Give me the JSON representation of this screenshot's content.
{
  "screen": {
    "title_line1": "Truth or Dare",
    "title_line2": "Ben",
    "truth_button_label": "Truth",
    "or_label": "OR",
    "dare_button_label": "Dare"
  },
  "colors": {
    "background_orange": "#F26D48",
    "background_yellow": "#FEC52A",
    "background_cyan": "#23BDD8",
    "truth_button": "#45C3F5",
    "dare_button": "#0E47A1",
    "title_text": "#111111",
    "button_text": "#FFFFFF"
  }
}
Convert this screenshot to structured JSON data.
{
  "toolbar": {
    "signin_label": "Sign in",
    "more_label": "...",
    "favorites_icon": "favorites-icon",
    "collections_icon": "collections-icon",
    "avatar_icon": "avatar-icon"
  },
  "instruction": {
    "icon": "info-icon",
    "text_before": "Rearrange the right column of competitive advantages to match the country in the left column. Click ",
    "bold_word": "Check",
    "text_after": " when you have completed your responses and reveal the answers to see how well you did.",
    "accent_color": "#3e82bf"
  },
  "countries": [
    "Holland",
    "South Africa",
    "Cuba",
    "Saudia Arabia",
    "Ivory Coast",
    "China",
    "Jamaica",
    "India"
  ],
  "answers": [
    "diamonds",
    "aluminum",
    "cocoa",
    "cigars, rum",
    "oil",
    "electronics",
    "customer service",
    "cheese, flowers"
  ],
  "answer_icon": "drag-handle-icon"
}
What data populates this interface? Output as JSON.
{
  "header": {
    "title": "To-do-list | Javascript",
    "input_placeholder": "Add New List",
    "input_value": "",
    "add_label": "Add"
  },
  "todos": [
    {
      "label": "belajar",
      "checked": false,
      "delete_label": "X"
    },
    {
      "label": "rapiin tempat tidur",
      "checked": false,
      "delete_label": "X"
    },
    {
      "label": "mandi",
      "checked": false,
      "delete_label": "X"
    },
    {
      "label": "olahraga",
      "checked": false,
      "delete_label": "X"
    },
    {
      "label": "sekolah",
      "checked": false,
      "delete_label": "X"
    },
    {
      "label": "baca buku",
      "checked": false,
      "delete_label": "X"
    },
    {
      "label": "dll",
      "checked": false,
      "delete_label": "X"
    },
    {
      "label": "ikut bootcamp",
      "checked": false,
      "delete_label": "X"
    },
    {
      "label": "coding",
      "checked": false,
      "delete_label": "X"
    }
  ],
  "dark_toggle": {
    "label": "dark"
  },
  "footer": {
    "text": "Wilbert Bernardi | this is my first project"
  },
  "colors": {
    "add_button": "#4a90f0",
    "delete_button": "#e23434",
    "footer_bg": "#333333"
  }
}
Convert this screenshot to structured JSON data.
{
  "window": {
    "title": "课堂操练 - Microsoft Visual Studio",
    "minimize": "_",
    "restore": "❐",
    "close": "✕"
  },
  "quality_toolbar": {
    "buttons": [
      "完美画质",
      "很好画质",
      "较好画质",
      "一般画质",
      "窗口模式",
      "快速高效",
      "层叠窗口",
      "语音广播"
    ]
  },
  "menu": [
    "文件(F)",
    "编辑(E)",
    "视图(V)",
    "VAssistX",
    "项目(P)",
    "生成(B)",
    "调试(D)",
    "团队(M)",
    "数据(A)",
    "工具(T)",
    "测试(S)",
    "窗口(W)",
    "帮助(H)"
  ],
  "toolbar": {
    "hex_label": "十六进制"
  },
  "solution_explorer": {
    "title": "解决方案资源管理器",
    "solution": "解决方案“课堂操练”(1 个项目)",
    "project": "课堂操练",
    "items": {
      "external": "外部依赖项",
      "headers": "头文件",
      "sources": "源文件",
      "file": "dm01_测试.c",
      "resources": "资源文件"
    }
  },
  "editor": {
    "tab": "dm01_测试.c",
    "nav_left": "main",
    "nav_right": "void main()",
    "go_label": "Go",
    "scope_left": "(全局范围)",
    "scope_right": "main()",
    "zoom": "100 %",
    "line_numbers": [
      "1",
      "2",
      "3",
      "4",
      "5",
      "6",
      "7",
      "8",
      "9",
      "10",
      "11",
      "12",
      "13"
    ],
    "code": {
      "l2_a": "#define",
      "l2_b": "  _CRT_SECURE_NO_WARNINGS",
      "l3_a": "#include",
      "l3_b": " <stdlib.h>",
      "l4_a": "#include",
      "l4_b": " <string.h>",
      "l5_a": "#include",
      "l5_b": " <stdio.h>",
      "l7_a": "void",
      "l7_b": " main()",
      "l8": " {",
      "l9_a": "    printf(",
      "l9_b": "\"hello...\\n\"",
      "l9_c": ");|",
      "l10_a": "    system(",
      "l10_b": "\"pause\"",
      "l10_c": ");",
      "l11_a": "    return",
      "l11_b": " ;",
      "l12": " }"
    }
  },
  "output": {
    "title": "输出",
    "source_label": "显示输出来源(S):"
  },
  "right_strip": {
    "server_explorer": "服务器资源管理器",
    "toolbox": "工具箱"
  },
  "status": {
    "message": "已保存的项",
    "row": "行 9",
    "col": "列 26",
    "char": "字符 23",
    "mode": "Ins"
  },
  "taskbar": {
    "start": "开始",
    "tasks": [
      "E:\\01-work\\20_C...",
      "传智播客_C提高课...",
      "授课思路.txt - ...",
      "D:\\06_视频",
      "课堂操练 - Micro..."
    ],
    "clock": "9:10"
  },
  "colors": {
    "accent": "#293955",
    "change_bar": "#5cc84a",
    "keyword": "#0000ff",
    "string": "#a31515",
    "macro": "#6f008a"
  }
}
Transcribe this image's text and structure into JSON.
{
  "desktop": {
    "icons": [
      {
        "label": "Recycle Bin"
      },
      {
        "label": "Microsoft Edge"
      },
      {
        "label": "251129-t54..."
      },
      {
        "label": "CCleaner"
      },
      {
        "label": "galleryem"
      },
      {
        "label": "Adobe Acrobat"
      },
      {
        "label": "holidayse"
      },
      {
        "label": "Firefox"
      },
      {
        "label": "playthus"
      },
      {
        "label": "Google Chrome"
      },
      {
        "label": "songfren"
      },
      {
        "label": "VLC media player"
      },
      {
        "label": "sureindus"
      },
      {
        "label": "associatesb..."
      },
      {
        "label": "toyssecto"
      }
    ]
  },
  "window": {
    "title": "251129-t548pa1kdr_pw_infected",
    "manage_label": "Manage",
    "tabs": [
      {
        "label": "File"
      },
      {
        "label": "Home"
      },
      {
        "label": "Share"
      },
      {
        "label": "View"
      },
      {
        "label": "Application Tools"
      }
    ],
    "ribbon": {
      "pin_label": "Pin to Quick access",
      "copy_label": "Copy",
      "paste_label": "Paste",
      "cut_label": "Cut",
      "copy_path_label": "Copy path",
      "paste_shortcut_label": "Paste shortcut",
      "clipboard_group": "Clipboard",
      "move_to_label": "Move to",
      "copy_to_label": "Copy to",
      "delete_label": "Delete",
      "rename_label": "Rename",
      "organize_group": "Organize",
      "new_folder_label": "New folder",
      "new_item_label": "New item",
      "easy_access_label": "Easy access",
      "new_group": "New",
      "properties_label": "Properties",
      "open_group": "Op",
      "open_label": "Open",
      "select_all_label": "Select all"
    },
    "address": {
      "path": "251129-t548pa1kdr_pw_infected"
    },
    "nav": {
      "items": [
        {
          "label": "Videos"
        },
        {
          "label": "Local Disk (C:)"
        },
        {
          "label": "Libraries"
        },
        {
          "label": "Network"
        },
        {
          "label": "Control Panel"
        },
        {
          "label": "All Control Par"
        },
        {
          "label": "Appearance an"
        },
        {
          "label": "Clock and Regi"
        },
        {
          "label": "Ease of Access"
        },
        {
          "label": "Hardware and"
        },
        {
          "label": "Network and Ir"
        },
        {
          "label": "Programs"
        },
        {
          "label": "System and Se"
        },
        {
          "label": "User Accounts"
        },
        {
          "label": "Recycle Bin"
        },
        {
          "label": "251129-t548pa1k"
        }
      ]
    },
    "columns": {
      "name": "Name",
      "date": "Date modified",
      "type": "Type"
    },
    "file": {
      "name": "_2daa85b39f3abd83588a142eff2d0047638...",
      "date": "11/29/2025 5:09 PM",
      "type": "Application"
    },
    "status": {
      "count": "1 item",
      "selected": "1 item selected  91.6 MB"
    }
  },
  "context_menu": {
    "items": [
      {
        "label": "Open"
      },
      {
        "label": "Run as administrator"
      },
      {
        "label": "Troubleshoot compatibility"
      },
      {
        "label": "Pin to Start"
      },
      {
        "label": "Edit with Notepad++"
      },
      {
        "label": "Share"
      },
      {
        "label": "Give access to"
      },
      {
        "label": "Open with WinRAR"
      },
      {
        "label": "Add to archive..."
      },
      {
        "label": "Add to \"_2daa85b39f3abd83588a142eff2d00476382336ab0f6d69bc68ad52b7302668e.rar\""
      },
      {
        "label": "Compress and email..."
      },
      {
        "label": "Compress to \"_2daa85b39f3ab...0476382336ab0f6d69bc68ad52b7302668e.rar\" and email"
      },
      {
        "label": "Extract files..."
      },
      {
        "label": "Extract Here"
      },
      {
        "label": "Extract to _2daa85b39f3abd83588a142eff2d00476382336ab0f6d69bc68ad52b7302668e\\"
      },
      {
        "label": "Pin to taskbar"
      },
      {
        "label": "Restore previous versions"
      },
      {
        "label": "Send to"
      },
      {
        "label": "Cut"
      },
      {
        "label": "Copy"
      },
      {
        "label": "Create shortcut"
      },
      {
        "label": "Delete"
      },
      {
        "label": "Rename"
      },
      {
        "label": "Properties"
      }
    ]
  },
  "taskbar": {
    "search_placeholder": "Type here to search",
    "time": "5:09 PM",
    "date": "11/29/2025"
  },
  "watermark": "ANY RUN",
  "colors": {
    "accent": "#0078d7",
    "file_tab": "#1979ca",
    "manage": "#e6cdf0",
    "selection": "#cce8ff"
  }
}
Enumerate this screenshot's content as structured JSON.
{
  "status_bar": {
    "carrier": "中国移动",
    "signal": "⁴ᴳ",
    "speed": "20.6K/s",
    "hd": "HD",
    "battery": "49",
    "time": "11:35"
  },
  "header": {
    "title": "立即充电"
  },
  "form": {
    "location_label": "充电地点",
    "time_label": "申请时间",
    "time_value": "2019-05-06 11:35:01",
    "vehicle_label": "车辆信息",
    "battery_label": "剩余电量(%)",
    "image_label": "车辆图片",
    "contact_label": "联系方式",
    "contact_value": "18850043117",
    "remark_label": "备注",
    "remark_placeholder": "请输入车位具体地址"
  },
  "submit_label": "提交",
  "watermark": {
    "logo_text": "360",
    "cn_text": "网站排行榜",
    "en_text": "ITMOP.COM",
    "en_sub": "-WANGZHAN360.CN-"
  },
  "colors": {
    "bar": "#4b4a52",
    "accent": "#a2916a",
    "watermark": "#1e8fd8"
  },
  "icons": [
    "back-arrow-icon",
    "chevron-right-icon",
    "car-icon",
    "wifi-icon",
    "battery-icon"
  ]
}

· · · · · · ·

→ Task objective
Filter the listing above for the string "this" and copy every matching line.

→ Your response
Give me the JSON representation of this screenshot's content.
Convert this screenshot to structured JSON data.
What data populates this interface? Output as JSON.
    "text": "Wilbert Bernardi | this is my first project"
Convert this screenshot to structured JSON data.
Transcribe this image's text and structure into JSON.
Enumerate this screenshot's content as structured JSON.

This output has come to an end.